■ Problem to work on
How many lines of the data contain the string "volume"? Write the number and nothing more.

[Exercise data]

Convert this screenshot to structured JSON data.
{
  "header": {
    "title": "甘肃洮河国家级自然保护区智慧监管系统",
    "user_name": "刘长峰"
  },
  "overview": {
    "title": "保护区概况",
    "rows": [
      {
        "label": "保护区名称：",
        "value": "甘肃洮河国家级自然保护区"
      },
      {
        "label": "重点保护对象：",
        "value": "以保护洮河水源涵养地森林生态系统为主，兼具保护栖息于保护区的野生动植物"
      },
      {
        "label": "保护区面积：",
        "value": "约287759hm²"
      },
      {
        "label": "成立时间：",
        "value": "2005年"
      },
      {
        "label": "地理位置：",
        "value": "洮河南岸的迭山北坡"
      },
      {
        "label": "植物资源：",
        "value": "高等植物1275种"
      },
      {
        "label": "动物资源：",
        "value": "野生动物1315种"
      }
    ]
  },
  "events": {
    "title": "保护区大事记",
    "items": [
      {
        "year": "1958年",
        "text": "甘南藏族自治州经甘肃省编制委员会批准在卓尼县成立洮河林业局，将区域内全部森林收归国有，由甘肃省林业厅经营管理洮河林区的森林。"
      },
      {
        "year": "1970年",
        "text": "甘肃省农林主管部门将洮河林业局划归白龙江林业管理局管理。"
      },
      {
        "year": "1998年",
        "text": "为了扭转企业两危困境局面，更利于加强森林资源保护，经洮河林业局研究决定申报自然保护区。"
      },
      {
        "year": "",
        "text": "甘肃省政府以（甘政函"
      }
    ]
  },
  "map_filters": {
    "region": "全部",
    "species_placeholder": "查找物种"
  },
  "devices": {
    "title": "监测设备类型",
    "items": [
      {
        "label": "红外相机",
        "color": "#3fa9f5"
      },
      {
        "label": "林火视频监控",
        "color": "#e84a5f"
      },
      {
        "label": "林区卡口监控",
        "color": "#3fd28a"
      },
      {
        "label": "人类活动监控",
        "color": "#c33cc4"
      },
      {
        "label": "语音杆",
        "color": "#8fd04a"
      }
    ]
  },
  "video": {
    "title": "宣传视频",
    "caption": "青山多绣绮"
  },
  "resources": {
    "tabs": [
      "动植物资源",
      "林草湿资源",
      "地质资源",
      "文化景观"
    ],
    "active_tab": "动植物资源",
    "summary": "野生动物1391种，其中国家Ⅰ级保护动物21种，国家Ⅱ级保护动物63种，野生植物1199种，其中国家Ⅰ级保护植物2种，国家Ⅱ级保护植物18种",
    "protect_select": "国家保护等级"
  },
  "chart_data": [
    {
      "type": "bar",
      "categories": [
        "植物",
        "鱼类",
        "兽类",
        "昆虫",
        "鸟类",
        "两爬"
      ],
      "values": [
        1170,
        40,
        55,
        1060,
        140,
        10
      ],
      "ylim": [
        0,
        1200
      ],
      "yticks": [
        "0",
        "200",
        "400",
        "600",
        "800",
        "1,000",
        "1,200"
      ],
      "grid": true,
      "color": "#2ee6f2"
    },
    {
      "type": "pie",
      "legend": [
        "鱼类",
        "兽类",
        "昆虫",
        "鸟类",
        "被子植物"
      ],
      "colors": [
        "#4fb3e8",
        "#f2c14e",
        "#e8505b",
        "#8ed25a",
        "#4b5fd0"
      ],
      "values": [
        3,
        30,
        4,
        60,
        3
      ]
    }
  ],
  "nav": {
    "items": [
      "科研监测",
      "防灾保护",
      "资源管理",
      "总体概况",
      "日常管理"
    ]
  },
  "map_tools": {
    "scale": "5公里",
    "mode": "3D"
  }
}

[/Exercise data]
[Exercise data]

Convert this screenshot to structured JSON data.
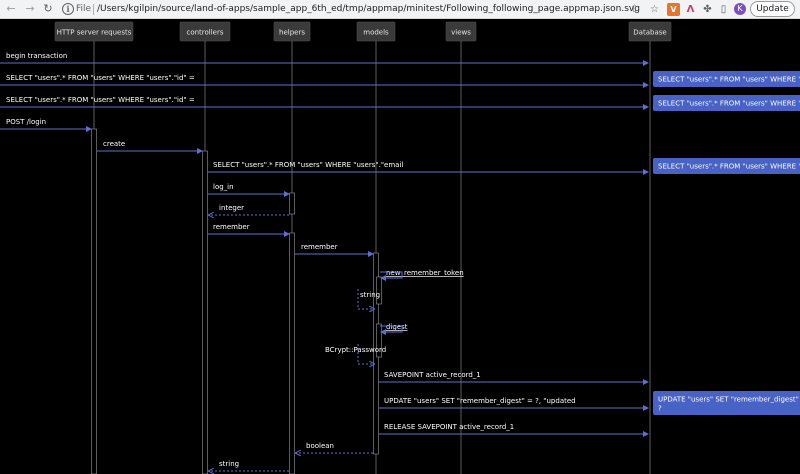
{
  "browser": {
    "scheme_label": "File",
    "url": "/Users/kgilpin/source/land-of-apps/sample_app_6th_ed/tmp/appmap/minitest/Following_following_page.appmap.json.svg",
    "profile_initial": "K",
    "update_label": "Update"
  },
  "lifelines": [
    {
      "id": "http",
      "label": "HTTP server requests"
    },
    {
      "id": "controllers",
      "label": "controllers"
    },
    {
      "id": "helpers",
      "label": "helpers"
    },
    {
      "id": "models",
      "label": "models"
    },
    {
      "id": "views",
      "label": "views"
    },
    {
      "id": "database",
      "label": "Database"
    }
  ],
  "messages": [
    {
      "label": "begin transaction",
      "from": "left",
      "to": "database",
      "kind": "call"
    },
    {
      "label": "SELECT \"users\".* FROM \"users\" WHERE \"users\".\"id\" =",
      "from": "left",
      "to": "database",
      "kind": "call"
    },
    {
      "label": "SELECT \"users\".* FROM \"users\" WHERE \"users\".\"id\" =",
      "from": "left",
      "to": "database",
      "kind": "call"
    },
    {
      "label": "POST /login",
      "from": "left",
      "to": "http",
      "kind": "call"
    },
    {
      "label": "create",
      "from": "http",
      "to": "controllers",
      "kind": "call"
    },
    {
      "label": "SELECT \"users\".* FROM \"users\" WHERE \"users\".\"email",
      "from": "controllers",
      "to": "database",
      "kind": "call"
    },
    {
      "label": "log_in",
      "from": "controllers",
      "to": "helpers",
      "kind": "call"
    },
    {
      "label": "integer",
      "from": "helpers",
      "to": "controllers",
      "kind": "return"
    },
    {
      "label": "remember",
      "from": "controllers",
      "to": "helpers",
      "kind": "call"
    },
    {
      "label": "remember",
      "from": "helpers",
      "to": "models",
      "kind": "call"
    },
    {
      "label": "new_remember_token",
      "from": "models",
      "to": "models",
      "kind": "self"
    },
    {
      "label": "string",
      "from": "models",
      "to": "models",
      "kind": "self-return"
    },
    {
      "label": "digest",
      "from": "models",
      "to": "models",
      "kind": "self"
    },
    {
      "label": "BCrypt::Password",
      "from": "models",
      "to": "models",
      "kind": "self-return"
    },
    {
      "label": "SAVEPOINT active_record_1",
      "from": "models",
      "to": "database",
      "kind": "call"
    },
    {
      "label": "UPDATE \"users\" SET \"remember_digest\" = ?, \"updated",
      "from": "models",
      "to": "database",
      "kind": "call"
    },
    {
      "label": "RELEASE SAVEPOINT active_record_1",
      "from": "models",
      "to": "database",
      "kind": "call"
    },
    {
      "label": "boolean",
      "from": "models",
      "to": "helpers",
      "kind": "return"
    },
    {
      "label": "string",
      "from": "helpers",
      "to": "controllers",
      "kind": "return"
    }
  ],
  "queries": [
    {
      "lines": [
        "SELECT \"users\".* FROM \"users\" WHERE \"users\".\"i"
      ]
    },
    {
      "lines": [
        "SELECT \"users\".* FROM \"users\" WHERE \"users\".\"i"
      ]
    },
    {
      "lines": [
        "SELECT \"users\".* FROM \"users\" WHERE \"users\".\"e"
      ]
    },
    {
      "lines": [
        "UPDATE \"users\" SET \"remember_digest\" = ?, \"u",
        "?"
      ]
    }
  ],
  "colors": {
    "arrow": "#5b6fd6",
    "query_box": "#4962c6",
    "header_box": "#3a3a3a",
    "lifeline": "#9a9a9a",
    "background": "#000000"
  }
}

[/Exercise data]
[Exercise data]

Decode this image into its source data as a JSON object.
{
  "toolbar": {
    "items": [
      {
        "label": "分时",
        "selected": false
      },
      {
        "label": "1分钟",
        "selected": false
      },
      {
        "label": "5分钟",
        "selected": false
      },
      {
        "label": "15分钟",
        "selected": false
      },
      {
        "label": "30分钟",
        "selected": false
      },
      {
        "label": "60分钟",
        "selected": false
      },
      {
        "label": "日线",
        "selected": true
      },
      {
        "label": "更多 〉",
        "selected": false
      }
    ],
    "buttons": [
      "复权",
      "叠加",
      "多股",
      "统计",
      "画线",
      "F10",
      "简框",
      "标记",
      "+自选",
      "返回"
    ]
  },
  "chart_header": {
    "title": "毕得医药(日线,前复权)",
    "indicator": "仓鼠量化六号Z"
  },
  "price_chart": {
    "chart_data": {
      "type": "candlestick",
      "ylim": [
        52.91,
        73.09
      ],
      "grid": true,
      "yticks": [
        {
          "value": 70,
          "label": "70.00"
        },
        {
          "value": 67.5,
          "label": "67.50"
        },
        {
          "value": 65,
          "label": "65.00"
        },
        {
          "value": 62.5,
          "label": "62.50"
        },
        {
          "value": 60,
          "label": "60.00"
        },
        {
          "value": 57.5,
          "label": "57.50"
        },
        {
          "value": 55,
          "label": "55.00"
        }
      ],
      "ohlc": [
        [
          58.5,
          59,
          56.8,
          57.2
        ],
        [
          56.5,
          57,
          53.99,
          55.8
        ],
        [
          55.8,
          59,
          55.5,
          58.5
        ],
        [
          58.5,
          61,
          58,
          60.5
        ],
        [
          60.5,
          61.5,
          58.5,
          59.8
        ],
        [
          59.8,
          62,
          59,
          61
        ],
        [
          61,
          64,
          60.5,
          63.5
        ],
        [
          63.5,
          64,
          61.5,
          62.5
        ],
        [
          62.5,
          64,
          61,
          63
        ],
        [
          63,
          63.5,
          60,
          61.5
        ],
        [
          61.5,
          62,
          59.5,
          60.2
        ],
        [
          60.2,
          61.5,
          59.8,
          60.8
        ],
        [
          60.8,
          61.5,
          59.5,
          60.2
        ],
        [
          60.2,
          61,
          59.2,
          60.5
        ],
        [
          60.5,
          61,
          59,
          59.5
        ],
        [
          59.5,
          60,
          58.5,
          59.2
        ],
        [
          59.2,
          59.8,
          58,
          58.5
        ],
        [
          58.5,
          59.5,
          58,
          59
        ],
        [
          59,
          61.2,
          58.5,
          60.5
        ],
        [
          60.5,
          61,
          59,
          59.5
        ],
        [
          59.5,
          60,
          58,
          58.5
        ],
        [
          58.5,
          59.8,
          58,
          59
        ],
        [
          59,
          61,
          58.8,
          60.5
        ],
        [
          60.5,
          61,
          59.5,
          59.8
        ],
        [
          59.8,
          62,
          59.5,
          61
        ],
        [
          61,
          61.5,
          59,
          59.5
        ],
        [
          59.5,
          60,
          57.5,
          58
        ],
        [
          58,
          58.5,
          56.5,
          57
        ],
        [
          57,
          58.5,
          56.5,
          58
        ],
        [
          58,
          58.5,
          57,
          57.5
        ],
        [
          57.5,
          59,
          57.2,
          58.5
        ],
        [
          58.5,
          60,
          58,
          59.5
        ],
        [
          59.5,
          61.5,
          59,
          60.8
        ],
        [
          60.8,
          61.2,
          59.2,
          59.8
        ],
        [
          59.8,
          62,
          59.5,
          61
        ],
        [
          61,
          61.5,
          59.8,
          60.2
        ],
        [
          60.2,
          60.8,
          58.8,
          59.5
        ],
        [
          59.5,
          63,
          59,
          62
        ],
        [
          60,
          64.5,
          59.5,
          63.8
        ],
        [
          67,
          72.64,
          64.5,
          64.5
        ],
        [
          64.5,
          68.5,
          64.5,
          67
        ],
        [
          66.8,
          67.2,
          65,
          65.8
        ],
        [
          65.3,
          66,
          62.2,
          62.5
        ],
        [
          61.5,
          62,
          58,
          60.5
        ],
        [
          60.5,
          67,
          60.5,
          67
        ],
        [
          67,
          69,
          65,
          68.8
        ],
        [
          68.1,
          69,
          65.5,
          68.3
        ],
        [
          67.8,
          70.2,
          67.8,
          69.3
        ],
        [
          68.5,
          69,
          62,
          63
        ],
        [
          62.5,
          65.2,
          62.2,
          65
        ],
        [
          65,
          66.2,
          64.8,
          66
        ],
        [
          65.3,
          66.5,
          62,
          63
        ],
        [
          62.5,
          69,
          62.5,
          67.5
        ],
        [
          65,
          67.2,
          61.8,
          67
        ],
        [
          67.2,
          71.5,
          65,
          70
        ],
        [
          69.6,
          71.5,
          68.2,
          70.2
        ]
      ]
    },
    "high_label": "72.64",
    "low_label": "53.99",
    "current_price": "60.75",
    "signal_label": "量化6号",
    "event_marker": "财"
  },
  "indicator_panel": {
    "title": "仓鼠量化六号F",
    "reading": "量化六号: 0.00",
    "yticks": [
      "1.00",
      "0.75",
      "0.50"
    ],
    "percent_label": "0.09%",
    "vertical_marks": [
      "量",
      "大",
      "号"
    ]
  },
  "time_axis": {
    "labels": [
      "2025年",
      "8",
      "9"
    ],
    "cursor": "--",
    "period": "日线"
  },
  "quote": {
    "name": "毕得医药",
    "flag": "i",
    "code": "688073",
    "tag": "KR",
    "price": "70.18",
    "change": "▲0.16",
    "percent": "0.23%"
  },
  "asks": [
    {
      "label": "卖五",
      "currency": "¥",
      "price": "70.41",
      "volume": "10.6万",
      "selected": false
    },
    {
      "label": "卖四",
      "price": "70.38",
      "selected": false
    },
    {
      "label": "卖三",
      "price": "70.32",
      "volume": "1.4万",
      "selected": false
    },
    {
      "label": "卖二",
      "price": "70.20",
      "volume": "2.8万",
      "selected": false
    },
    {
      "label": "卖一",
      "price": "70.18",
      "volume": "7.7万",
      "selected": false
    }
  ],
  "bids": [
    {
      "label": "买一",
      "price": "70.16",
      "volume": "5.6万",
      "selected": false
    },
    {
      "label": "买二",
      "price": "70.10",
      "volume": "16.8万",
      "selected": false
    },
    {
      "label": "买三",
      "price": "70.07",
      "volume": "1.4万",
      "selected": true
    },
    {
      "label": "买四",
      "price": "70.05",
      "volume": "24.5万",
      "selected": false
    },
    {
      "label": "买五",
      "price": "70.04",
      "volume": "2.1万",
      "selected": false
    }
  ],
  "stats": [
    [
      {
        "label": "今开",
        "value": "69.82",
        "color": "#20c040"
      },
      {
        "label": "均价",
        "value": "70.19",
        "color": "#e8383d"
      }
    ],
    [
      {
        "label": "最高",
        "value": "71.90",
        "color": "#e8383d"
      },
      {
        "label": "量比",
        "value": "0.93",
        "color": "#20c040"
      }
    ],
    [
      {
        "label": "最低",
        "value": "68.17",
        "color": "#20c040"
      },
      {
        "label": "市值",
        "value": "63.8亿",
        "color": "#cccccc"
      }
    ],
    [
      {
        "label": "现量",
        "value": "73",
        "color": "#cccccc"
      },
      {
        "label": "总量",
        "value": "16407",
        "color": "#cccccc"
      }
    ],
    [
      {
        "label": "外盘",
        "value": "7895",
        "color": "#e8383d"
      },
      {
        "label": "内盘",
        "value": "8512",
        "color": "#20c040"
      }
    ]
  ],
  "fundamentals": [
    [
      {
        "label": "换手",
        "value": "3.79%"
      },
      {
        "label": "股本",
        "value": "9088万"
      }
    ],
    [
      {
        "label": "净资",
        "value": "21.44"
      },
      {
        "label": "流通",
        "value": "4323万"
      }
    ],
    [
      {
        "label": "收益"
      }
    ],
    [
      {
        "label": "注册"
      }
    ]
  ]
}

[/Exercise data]

■ Written answer
9